Comprehensive Plan – Land Use and the Environment

Preserving farmland is a prominent land use and environment topic, so let’s review the historical trends impacting Mason County’s farmland.  

In 1974 most of Mason County’s rural income was provided by dairy and tobacco. Both encouraged multi-year crop rotations that justified many acres of pasture and hay. Today dairy is gone, and tobacco is nearly gone. Some landowners attempted to replace their lost income by selling land for development. Other landowners planted more cash grain. Both strategies quickly deplete precious topsoil and silently steal Mason County’s ability to support vegetation.

USDA reports that Mason County lost 17,960 acres of farmland between 1987 and 2017. Most of these acres had their topsoil removed for commercial development or for housing along road frontages and in platted subdivisions.
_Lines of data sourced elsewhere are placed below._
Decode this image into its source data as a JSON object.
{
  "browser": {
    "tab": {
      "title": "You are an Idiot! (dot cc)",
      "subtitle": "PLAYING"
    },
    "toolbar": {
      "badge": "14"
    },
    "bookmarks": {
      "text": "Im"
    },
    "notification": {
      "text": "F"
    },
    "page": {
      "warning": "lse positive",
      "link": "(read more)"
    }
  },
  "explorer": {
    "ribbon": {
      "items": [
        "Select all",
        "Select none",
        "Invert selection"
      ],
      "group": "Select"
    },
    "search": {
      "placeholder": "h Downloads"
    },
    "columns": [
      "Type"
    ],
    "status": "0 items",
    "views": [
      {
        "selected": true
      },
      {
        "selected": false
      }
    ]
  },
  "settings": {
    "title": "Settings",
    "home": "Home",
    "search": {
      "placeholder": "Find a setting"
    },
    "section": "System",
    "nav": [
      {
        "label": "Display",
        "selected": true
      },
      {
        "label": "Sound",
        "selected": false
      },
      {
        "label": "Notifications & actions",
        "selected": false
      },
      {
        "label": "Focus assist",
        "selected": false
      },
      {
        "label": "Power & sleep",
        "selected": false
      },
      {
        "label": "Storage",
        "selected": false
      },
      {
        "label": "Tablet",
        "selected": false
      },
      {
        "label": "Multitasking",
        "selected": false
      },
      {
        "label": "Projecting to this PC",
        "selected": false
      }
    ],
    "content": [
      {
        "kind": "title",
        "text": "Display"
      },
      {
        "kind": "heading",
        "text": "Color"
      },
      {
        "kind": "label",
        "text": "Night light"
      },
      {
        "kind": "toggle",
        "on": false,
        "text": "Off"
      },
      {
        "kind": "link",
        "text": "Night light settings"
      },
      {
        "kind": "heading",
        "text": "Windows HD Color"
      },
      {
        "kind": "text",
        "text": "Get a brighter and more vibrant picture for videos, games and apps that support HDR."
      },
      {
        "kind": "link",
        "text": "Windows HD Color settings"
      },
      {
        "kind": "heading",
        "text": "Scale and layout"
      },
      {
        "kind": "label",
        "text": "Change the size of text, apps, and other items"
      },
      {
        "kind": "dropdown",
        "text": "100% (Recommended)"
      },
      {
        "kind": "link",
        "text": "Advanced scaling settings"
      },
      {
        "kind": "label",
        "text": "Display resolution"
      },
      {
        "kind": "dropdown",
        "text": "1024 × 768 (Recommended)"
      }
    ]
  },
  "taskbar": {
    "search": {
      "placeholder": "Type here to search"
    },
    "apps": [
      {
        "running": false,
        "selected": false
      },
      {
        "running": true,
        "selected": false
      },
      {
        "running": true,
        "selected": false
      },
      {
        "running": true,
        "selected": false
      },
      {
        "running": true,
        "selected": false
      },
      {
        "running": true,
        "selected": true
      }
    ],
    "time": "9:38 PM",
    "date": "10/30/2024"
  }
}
US Census reports Mason County’s population DECREASED by 7.6% from 1981 to 2021. Our next comprehensive plan should encourage new profitable rural enterprises that preserve topsoil and discourage consuming additional farmland to house a declining population.

In 1986 the most recent USDA Soil Survey of Mason County showed around 34,000 Prime Farmland acres. Although total farmland acres available shrank, Mason County harvested 16,000 more crop acres in 2017 than in 1992. The tobacco and dairy revenue loss drove local farmers to expose more acres to cash grain. USDA records show – corn acres harvested increased to 8,400 in 2021 from only 4,500 in 2000. Mason County’s Soybean harvest exploded to 11,100 acres in 2021 from only 900 acres in 2000. This 10,200 acres increase in soybeans is particularly troubling because soybeans cause a higher rate of soil erosion than corn or almost any other crop. 

If we hope to preserve our precious topsoil, this comprehensive plan must embrace old and new ways rural resources can fulfill current market needs.

  • It must provide landowners with an economically viable way to preserve local topsoil.
  • It must balance future generations’ living standards and prosperity with current residents’ preferences by reducing artificial barriers that increase the land needed to produce the same value.

Written Presentation